§ Exercise objective
Search the data below for the string "reflections" and copy all lines where it shows up.

§ Data in this exercise
--- START ---
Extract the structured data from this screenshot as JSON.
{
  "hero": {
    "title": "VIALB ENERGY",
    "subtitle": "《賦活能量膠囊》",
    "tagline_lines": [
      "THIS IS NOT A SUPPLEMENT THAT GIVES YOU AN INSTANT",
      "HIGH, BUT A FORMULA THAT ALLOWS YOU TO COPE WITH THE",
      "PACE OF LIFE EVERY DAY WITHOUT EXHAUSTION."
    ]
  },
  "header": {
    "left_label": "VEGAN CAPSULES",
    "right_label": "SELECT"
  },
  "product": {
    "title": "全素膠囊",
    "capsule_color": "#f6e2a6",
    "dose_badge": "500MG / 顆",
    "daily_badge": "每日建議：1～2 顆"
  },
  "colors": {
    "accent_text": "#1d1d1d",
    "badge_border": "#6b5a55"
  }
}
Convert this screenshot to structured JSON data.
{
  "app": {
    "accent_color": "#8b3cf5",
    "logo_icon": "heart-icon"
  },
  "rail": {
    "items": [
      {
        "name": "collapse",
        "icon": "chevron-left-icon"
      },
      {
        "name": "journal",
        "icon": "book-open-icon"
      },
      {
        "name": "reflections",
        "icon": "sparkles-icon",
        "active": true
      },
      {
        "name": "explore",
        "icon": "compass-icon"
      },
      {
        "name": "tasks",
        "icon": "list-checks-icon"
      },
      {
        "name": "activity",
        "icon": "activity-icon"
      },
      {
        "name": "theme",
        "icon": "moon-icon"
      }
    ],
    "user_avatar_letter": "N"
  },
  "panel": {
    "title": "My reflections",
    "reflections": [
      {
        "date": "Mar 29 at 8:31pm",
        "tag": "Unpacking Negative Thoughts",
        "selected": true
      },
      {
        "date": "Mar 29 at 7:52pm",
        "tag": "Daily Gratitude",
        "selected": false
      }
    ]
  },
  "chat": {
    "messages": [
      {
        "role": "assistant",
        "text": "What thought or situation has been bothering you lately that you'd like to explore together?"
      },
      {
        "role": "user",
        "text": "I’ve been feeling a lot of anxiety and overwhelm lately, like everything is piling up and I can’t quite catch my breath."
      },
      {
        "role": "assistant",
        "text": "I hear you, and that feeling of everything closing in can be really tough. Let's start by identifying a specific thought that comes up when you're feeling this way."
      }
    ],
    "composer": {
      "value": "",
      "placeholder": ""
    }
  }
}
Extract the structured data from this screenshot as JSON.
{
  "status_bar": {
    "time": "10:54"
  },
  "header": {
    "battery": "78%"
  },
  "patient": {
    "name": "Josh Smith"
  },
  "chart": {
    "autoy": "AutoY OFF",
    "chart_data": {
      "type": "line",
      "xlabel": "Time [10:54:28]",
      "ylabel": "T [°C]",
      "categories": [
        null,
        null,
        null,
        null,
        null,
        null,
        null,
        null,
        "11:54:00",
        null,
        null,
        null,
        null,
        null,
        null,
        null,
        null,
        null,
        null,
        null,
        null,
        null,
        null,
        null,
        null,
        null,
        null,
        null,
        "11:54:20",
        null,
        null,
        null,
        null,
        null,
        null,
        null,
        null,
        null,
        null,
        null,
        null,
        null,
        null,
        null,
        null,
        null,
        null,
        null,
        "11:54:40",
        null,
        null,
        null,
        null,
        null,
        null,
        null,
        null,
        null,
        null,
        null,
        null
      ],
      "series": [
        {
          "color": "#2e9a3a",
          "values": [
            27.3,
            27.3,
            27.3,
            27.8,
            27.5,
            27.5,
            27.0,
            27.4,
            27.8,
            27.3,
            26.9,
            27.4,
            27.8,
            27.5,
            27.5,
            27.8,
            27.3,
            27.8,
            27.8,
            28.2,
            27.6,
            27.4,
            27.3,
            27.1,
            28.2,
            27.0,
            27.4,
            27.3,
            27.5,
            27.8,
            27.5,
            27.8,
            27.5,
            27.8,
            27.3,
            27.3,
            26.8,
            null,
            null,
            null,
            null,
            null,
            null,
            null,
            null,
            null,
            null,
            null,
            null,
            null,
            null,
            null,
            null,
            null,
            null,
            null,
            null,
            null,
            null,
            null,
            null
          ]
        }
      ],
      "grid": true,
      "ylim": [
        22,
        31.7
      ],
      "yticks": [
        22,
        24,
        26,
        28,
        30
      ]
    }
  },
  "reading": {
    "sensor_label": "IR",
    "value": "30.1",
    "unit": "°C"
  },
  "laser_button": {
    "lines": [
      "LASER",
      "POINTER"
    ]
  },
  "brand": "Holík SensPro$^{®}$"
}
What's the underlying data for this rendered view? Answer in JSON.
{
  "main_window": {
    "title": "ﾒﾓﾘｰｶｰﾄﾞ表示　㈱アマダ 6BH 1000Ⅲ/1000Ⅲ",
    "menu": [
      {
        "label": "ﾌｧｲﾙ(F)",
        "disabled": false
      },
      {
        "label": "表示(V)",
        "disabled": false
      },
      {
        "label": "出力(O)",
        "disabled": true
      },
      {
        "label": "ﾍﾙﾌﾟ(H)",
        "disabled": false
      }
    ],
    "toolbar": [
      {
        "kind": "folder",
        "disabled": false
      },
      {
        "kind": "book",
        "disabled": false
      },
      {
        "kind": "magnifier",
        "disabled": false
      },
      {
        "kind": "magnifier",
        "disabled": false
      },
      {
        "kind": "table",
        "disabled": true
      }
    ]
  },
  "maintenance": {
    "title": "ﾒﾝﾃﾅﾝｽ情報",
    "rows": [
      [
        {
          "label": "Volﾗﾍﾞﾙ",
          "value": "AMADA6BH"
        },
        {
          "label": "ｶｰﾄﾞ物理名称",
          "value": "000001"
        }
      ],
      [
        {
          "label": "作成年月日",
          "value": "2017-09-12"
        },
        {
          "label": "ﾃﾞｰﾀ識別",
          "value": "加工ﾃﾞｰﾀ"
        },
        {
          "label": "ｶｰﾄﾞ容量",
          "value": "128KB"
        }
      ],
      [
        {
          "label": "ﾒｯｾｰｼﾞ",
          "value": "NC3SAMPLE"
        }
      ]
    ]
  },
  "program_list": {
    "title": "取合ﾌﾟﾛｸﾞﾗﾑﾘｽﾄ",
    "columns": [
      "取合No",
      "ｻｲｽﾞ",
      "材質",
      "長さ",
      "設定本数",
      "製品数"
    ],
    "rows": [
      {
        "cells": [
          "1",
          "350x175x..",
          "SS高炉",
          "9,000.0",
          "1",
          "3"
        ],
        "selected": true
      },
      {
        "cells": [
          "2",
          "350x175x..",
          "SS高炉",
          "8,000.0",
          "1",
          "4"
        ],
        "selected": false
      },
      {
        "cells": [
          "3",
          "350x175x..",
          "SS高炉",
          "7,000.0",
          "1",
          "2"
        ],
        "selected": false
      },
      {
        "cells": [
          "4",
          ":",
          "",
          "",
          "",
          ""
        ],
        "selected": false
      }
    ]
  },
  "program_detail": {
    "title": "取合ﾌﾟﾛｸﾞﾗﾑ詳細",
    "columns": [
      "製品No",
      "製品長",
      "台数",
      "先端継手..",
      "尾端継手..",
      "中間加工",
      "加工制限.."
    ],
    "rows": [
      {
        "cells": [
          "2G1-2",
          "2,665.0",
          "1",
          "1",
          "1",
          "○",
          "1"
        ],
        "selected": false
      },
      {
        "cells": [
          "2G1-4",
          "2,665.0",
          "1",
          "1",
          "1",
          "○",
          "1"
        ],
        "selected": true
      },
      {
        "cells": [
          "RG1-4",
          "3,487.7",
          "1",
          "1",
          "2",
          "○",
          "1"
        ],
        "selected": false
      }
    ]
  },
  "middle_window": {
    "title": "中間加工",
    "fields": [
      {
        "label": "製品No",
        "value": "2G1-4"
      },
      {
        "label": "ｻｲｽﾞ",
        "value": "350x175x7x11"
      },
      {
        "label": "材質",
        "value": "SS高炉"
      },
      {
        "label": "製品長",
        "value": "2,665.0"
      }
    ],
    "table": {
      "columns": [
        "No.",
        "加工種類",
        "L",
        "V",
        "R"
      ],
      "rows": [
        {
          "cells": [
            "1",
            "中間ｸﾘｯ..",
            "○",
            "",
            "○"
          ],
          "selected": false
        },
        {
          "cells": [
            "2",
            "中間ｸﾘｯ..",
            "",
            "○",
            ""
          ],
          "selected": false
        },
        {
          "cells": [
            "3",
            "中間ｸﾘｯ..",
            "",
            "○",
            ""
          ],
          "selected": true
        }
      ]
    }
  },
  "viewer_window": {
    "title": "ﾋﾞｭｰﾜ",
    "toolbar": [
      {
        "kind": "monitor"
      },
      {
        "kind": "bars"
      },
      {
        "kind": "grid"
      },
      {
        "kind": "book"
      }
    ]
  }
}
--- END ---
§ Answer to the problem
        "name": "reflections",
    "title": "My reflections",
    "reflections": [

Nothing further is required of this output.